Little VoiceDirected by Various Publishing House: Apple TV+ Released: 07.10.20 Review by Sherin Nicole | July 10, 2020 at 8:00 AM
Basically: The bittersweet life of a New York musician.
Little Voice is unsurprisingly tender. Unsurprising because it is a musical infused with originals by Sara Bareilles. And because it is a story Bareilles knows well. She and her creative partner Jessie Nelson utilize the space of nine 30-minute episodes to tell a New York story—all about making music and struggling and somehow getting by.
Bess (Brittany O’Grady) is a singer-songwriter who has been silenced. Getting heckled while singing your heart out can do that to a person. Therefore, she hides behind the songs of the great women of rock and soul; only making her music in a storage facility (that might as well be no man’s land). Until the day Ethan (Sean Teale), a filmmaker, shows up and not only hears her but actually sees her.
Photo © Apple Originals
The funny thing about being seen is it makes you visible and Bess ends up trying again…little by little…to sing her songs with some help from her friends. Old friends like Benny (Phillip Johnson Richardson) who works at a local dive bar with her. Sister-friends like Prisha (Shalini Bathina) who has become as good at hiding as Bess is. And a new connection is found in Samuel (Colton Ryan) who pushes past Bess’ mercurial personality to accompany her on the stage and possibly beyond. If you’re hearing the ring of a love triangle between Ethan, Bess, and Samuel then ding ding ding ding ding. You got it.
With vibes that would be equally at home on The CW or Freeform as it is on Apple TV+, this is a wistful yet sweet show about two types of voice: the little flame within us that can either grow or be stamped out and the little lies we tell ourselves in order to keep going. Bess is an imperfect protagonist. She’s a bit frazzled and unsure and sometimes messy. So are the people in her orbit. We see more of that as the show goes on. What seems like an idyllic although unfulfilling life becomes an exploration of characters who just can’t get it right.

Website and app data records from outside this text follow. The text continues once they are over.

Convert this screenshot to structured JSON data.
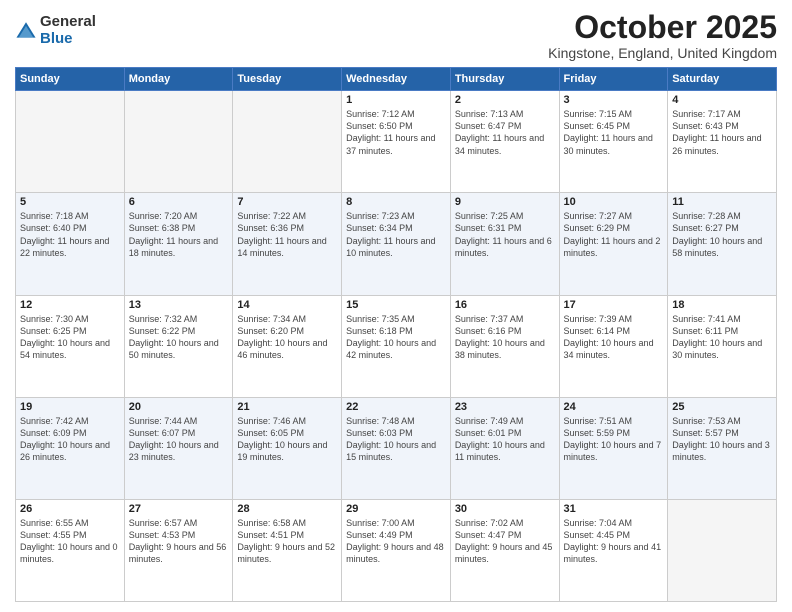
{
  "header": {
    "logo_general": "General",
    "logo_blue": "Blue",
    "title": "October 2025",
    "location": "Kingstone, England, United Kingdom"
  },
  "days_of_week": [
    "Sunday",
    "Monday",
    "Tuesday",
    "Wednesday",
    "Thursday",
    "Friday",
    "Saturday"
  ],
  "weeks": [
    [
      {
        "day": "",
        "empty": true
      },
      {
        "day": "",
        "empty": true
      },
      {
        "day": "",
        "empty": true
      },
      {
        "day": "1",
        "sunrise": "7:12 AM",
        "sunset": "6:50 PM",
        "daylight": "11 hours and 37 minutes."
      },
      {
        "day": "2",
        "sunrise": "7:13 AM",
        "sunset": "6:47 PM",
        "daylight": "11 hours and 34 minutes."
      },
      {
        "day": "3",
        "sunrise": "7:15 AM",
        "sunset": "6:45 PM",
        "daylight": "11 hours and 30 minutes."
      },
      {
        "day": "4",
        "sunrise": "7:17 AM",
        "sunset": "6:43 PM",
        "daylight": "11 hours and 26 minutes."
      }
    ],
    [
      {
        "day": "5",
        "sunrise": "7:18 AM",
        "sunset": "6:40 PM",
        "daylight": "11 hours and 22 minutes."
      },
      {
        "day": "6",
        "sunrise": "7:20 AM",
        "sunset": "6:38 PM",
        "daylight": "11 hours and 18 minutes."
      },
      {
        "day": "7",
        "sunrise": "7:22 AM",
        "sunset": "6:36 PM",
        "daylight": "11 hours and 14 minutes."
      },
      {
        "day": "8",
        "sunrise": "7:23 AM",
        "sunset": "6:34 PM",
        "daylight": "11 hours and 10 minutes."
      },
      {
        "day": "9",
        "sunrise": "7:25 AM",
        "sunset": "6:31 PM",
        "daylight": "11 hours and 6 minutes."
      },
      {
        "day": "10",
        "sunrise": "7:27 AM",
        "sunset": "6:29 PM",
        "daylight": "11 hours and 2 minutes."
      },
      {
        "day": "11",
        "sunrise": "7:28 AM",
        "sunset": "6:27 PM",
        "daylight": "10 hours and 58 minutes."
      }
    ],
    [
      {
        "day": "12",
        "sunrise": "7:30 AM",
        "sunset": "6:25 PM",
        "daylight": "10 hours and 54 minutes."
      },
      {
        "day": "13",
        "sunrise": "7:32 AM",
        "sunset": "6:22 PM",
        "daylight": "10 hours and 50 minutes."
      },
      {
        "day": "14",
        "sunrise": "7:34 AM",
        "sunset": "6:20 PM",
        "daylight": "10 hours and 46 minutes."
      },
      {
        "day": "15",
        "sunrise": "7:35 AM",
        "sunset": "6:18 PM",
        "daylight": "10 hours and 42 minutes."
      },
      {
        "day": "16",
        "sunrise": "7:37 AM",
        "sunset": "6:16 PM",
        "daylight": "10 hours and 38 minutes."
      },
      {
        "day": "17",
        "sunrise": "7:39 AM",
        "sunset": "6:14 PM",
        "daylight": "10 hours and 34 minutes."
      },
      {
        "day": "18",
        "sunrise": "7:41 AM",
        "sunset": "6:11 PM",
        "daylight": "10 hours and 30 minutes."
      }
    ],
    [
      {
        "day": "19",
        "sunrise": "7:42 AM",
        "sunset": "6:09 PM",
        "daylight": "10 hours and 26 minutes."
      },
      {
        "day": "20",
        "sunrise": "7:44 AM",
        "sunset": "6:07 PM",
        "daylight": "10 hours and 23 minutes."
      },
      {
        "day": "21",
        "sunrise": "7:46 AM",
        "sunset": "6:05 PM",
        "daylight": "10 hours and 19 minutes."
      },
      {
        "day": "22",
        "sunrise": "7:48 AM",
        "sunset": "6:03 PM",
        "daylight": "10 hours and 15 minutes."
      },
      {
        "day": "23",
        "sunrise": "7:49 AM",
        "sunset": "6:01 PM",
        "daylight": "10 hours and 11 minutes."
      },
      {
        "day": "24",
        "sunrise": "7:51 AM",
        "sunset": "5:59 PM",
        "daylight": "10 hours and 7 minutes."
      },
      {
        "day": "25",
        "sunrise": "7:53 AM",
        "sunset": "5:57 PM",
        "daylight": "10 hours and 3 minutes."
      }
    ],
    [
      {
        "day": "26",
        "sunrise": "6:55 AM",
        "sunset": "4:55 PM",
        "daylight": "10 hours and 0 minutes."
      },
      {
        "day": "27",
        "sunrise": "6:57 AM",
        "sunset": "4:53 PM",
        "daylight": "9 hours and 56 minutes."
      },
      {
        "day": "28",
        "sunrise": "6:58 AM",
        "sunset": "4:51 PM",
        "daylight": "9 hours and 52 minutes."
      },
      {
        "day": "29",
        "sunrise": "7:00 AM",
        "sunset": "4:49 PM",
        "daylight": "9 hours and 48 minutes."
      },
      {
        "day": "30",
        "sunrise": "7:02 AM",
        "sunset": "4:47 PM",
        "daylight": "9 hours and 45 minutes."
      },
      {
        "day": "31",
        "sunrise": "7:04 AM",
        "sunset": "4:45 PM",
        "daylight": "9 hours and 41 minutes."
      },
      {
        "day": "",
        "empty": true
      }
    ]
  ]
}
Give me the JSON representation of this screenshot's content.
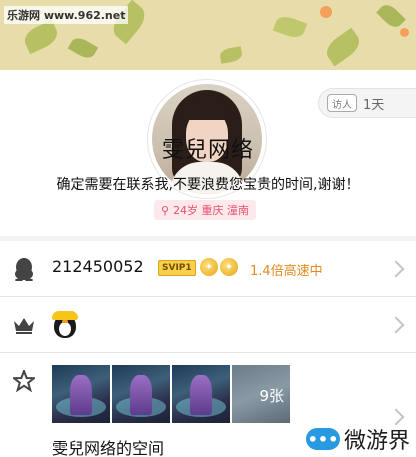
{
  "watermark": {
    "site_text": "乐游网 www.962.net",
    "bottom_text": "微游界",
    "bottom_logo_glyph": "•••"
  },
  "profile": {
    "nickname": "雯兒网络",
    "signature": "确定需要在联系我,不要浪费您宝贵的时间,谢谢！",
    "tag": "24岁 重庆 潼南",
    "tag_icon": "search-icon",
    "visitor_icon_label": "访人",
    "visitor_count": "1天"
  },
  "rows": {
    "qq": {
      "icon": "penguin-icon",
      "number": "212450052",
      "svip_label": "SVIP1",
      "crown_glyph": "✦",
      "speed_text": "1.4倍高速中"
    },
    "vip": {
      "icon": "crown-icon"
    },
    "space": {
      "icon": "star-icon",
      "photo_count": "9张",
      "title": "雯兒网络的空间"
    }
  },
  "colors": {
    "accent_pink": "#e8506f",
    "speed_orange": "#e08a1f",
    "svip_gold": "#f5d04a"
  }
}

Photo © Apple Originals
There are internal struggles that counteract the busker wisdom of Bess’ father (Chuck Cooper). While her brother Louie (Kevin Valdez) has to build his own life rather than be coddled because he’s on the autism spectrum. Prisha and Ethan are also forced to deal with their truths. These are the things that make the journey of Little Voice—although often precious and melancholic—worth traveling.
I’d be happy to watch another season.
In the End: See it. It’s like tea and good live music at the local coffee house on a lazy sunlit afternoon.